Compression clothing is a very popular recovery tool among athletes and, although the research jury is still out, anecdotal evidence is strong and many top riders swear by them. Putting a pair of compression tights on post-training is certainly no hardship. They seem to feel particularly good when you have a long drive after an event or for a lazy Sunday afternoon after a long morning ride. It’s important though that they are tight enough to give a genuine compressive effect, so buy a quality brand and take care with sizing.
Massage can increase blood flow, correctly align muscle fibres and scar tissue and reduce tightness. A weekly, let alone a daily, massage is beyond most of our budgets but why not try to schedule one in during each recovery week? Look for a qualified sports massage therapist with experience working with cyclists and view it like a regular MOT for your body. A good therapist, as well as treating problematic areas will also be able to flag any potential areas of concern and give you exercises or stretches to address them. The British Cycling Mobilisation Routine will help as an alternative between massages.
Quality sleep equals good recovery. Equally long term poor sleep will result in diminished mental performance and an increase in the body’s stress hormone cortisol. This will impact on both your ability to train and to recover. Poor sleep can be an indicator of non-functional overreaching or overtraining Follow these top five sleep tips
- Don’t train hard less than two hours before sleeping.
- Avoidance/reduction of caffeine, nicotine, and alcohol before bedtime. Drink warm milk as it contains the natural sleepy chemical Tryptohan.
- Associate the bedroom with relaxation, get rid of the TV.
- Keep the bedroom at a well-aired comfortable temperature and make sure it’s properly dark.
- Don’t lie in bed worrying that you cannot sleep. Do not watch the clock, this encourages a stress response. Not everybody needs eight hours, give your body the chance and it will find its own perfect sleep pattern.

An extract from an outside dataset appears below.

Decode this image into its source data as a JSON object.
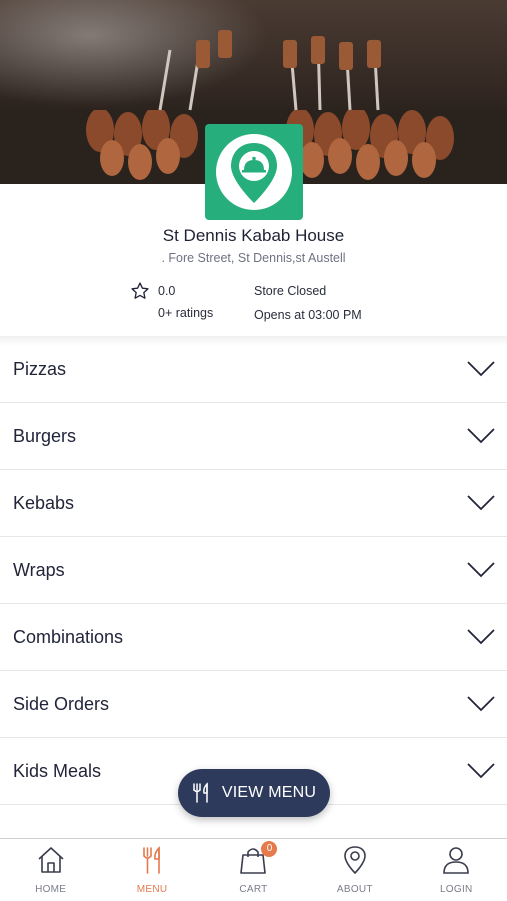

If you have done a hard training ride or event, going out for a recovery ride the next day can enhance the recovery process. Ride for 30-60 minutes on a flat course, keep your bike in the smaller chainring and spin easy. Imagine you have got 'crystal cranks' that will snap if you put too much pressure through them. Throw in some low gear (39X18) sprints of five-eight seconds duration to help prevent heavy legs. Don’t let your legs burn at all though. If you are using heart rate or power, you should stick strictly to Zone 1. Anything more than this and you will just be adding to your fatigue rather than enhancing recovery.
What about ice baths?
The idea of sitting in a bath of ice after a tough ride, especially during the winter, is hardly an attractive proposition, but fortunately it doesn't need to be part of your recovery routine. Although ice baths may be beneficial for participants in contact or high impact sports, for cyclists, unless you take a tumble, save the ice cubes for your post-ride recovery smoothie.
Don’t pop a pill
Popping a few pain killers during or after a hard ride to prevent next day soreness may seem like a good idea but you could be doing more harm than good. Studies on the use of painkillers during endurance activities have shown negative effects on digestion, kidney function and an increased risk of hyponatremia (dilution of electrolytes within the body).